TASK ITEM:
Set each line of the records down again exactly, please.

*** Block opens ***

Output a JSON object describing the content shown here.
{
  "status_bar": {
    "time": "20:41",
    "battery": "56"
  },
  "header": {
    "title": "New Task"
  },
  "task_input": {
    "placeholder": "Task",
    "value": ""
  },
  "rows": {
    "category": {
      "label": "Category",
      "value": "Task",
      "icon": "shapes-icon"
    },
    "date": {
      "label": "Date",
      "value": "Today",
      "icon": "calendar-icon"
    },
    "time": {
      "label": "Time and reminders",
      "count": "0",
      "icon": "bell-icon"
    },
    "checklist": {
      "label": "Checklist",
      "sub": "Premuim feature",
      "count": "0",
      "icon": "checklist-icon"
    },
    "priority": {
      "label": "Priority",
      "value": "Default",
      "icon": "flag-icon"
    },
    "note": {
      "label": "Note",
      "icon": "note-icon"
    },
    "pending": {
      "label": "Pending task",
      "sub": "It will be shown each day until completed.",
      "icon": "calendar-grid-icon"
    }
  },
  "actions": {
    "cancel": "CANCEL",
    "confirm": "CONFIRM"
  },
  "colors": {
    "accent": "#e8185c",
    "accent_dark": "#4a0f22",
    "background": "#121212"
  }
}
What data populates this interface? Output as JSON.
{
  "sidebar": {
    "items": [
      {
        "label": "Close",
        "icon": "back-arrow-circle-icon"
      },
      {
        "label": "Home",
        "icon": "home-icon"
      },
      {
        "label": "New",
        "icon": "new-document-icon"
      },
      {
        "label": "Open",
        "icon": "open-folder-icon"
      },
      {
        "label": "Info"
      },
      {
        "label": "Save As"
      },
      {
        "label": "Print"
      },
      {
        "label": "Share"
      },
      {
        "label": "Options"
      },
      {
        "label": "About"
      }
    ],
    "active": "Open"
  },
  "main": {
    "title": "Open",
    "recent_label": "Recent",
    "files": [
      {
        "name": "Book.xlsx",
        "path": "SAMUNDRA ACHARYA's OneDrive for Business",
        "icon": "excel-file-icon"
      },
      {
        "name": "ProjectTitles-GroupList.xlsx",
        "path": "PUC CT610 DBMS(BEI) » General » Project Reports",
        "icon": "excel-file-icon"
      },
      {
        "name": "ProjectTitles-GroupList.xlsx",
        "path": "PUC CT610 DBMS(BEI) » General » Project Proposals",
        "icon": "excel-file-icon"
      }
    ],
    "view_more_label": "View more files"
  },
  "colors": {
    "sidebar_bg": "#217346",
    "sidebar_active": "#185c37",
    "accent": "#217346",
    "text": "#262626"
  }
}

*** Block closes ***

SOLUTION TO THE PROBLEM:
Output a JSON object describing the content shown here.
{
  "status_bar": {
    "time": "20:41",
    "battery": "56"
  },
  "header": {
    "title": "New Task"
  },
  "task_input": {
    "placeholder": "Task",
    "value": ""
  },
  "rows": {
    "category": {
      "label": "Category",
      "value": "Task",
      "icon": "shapes-icon"
    },
    "date": {
      "label": "Date",
      "value": "Today",
      "icon": "calendar-icon"
    },
    "time": {
      "label": "Time and reminders",
      "count": "0",
      "icon": "bell-icon"
    },
    "checklist": {
      "label": "Checklist",
      "sub": "Premuim feature",
      "count": "0",
      "icon": "checklist-icon"
    },
    "priority": {
      "label": "Priority",
      "value": "Default",
      "icon": "flag-icon"
    },
    "note": {
      "label": "Note",
      "icon": "note-icon"
    },
    "pending": {
      "label": "Pending task",
      "sub": "It will be shown each day until completed.",
      "icon": "calendar-grid-icon"
    }
  },
  "actions": {
    "cancel": "CANCEL",
    "confirm": "CONFIRM"
  },
  "colors": {
    "accent": "#e8185c",
    "accent_dark": "#4a0f22",
    "background": "#121212"
  }
}
What data populates this interface? Output as JSON.
{
  "sidebar": {
    "items": [
      {
        "label": "Close",
        "icon": "back-arrow-circle-icon"
      },
      {
        "label": "Home",
        "icon": "home-icon"
      },
      {
        "label": "New",
        "icon": "new-document-icon"
      },
      {
        "label": "Open",
        "icon": "open-folder-icon"
      },
      {
        "label": "Info"
      },
      {
        "label": "Save As"
      },
      {
        "label": "Print"
      },
      {
        "label": "Share"
      },
      {
        "label": "Options"
      },
      {
        "label": "About"
      }
    ],
    "active": "Open"
  },
  "main": {
    "title": "Open",
    "recent_label": "Recent",
    "files": [
      {
        "name": "Book.xlsx",
        "path": "SAMUNDRA ACHARYA's OneDrive for Business",
        "icon": "excel-file-icon"
      },
      {
        "name": "ProjectTitles-GroupList.xlsx",
        "path": "PUC CT610 DBMS(BEI) » General » Project Reports",
        "icon": "excel-file-icon"
      },
      {
        "name": "ProjectTitles-GroupList.xlsx",
        "path": "PUC CT610 DBMS(BEI) » General » Project Proposals",
        "icon": "excel-file-icon"
      }
    ],
    "view_more_label": "View more files"
  },
  "colors": {
    "sidebar_bg": "#217346",
    "sidebar_active": "#185c37",
    "accent": "#217346",
    "text": "#262626"
  }
}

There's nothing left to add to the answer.